Prior to the split de Rossa wrote: “The decision to have a special ard fheis to reconstitute the party has been represented by some critics as a panic measure by a parliamentary cabal who would be better off in the Labour Party ... These statements are not true” (February 1992). Almost exactly seven years later de Rossa and co are Labour Party members.

Tony Heffernan, another prominent leader of the DL split and now one of the Labour Party’s two press officers, told me that the membership “wouldn’t have been ready” to go straight into Labour in 1992. Heffernan, who was Official Sinn Féin’s joint general secretary in the 1970s, described the republican movement he joined in 1968 as “sectarian” and “a spent force”. Yet back in 1982 he had opposed the dropping of ‘Sinn Féin’ from the WP’s name.

Just 18 months after its creation DL was propelled into government by the ‘Whelehan affair’, which caused the downfall of the Fianna Fáil administration.
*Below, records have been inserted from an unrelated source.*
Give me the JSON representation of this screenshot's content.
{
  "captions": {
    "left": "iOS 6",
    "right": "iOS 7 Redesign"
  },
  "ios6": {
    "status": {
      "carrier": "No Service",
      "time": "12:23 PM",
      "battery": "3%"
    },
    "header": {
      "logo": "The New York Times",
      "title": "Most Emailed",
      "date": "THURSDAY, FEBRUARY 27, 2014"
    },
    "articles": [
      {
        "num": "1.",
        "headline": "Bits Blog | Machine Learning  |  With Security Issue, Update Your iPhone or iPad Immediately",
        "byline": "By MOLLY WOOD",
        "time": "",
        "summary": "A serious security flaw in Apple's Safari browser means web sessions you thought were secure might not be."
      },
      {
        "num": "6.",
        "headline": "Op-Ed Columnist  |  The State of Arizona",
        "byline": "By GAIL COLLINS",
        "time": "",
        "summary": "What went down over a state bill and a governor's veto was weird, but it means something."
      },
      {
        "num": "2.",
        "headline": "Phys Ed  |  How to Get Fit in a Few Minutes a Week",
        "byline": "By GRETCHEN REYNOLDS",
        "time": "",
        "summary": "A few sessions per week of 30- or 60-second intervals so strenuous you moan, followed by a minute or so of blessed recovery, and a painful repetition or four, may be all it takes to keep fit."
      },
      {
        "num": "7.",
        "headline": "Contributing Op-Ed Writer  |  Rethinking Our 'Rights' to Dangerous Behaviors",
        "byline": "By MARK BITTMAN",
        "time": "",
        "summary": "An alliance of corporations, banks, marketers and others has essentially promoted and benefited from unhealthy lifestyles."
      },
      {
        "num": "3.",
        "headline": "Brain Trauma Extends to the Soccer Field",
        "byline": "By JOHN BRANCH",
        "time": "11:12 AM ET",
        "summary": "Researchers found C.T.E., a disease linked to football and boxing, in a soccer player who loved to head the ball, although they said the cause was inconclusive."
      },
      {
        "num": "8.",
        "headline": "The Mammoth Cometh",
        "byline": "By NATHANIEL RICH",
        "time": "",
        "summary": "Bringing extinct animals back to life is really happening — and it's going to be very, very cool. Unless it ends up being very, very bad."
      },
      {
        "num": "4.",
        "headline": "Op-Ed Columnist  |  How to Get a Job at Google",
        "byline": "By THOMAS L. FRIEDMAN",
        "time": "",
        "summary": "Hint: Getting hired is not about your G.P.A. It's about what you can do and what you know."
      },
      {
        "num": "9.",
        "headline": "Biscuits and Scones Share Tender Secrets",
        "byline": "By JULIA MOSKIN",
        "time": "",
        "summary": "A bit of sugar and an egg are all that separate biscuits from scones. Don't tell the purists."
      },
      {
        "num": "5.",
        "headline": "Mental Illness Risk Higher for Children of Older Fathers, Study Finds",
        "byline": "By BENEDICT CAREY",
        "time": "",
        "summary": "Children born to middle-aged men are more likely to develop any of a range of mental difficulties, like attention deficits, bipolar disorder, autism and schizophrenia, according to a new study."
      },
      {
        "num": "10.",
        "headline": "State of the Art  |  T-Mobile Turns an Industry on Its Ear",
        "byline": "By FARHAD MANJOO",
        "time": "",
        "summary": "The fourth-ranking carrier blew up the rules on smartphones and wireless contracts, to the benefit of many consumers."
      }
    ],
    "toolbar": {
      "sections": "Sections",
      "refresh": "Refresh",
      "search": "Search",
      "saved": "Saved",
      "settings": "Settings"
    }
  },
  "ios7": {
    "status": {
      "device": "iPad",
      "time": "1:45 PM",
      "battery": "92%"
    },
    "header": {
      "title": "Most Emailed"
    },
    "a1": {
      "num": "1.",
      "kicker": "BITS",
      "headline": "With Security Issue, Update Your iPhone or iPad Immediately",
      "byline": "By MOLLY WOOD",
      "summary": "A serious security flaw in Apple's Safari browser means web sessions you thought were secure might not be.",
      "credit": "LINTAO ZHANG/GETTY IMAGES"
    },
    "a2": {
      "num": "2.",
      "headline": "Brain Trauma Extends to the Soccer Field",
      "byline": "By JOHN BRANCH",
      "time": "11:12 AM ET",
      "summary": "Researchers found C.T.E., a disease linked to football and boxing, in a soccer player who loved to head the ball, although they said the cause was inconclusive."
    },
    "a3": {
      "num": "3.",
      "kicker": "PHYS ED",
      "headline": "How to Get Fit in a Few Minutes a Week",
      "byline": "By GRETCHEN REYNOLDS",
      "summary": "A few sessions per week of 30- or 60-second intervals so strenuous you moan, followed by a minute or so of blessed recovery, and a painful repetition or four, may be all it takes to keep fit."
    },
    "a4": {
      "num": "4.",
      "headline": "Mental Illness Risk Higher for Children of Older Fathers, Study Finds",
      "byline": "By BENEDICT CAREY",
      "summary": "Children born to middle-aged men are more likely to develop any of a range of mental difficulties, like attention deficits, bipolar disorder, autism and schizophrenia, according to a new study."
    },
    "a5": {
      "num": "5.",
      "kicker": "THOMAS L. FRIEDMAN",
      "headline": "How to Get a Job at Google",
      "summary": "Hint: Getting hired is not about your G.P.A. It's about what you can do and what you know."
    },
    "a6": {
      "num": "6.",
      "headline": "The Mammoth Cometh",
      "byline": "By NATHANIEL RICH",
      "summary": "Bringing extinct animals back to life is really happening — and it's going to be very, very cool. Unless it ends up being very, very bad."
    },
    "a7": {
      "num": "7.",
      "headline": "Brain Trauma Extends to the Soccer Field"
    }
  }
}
Labour abandoned its coalition partner and switched to Fine Gael, but the two needed DL’s votes in the Dáil to secure a majority. However, at the 1997 general election the support of both Labour and DL (compared to its previous showing as the WP) fell dramatically. No doubt their return to the opposition benches acted as a catalyst for the merger.

Despite the Labour Party’s temporary lurch to the left (“the 70s will be socialist” was its slogan), it is very much an establishment party, having formed a part of no fewer than five coalition administrations since then. The question as to which of the two main bourgeois parties it should back has been a secondary one. Of course it has never been in a position to lead a government, being very much a minority party. Its present leader, Ruairí Quinn, was instrumental in the expulsion of Militant in the 80s. Under Quinn and his predecessor, Dick Spring, Labour has undergone its own ‘Blairisation’, but this has been of little concern to de Rossa, whose positions in recent years have often been to the right of Labour. While still president of the Workers’ Party he called for the reintroduction of internment.

Nobody could have predicted 30 years ago that de Rossa’s trajectory away from revolutionary republicanism would have taken him into the Labour Party. Nevertheless, the untheorised, fragile nature of knee-jerk anti-British sentiment causes many to fall prey to demoralisation and eventually to abandon every anti-imperialist principle. They can end up in all sorts of strange camps. ‘Official communism’ allowed this particular strand to excuse its betrayal, while claiming still to espouse the cause of liberation.

As Proinsias de Rossa, writing for almost the last time as the WP president, put it,

“In the case of the Workers’ Party both a certain kind of Soviet Marxist ideology and the associated ideology of the vanguard party and democratic centralism may have served a positive transitional function, as the republican movement struggled to transform itself and shed backward nationalism and militarism” (statement to members, February 1992).

The likes of de Rossa have settled instead for bourgeois respectability. How long before Nina Temple’s Democratic Left follows the example and quietly slinks off into Blair’s Labour Party?

Peter Manson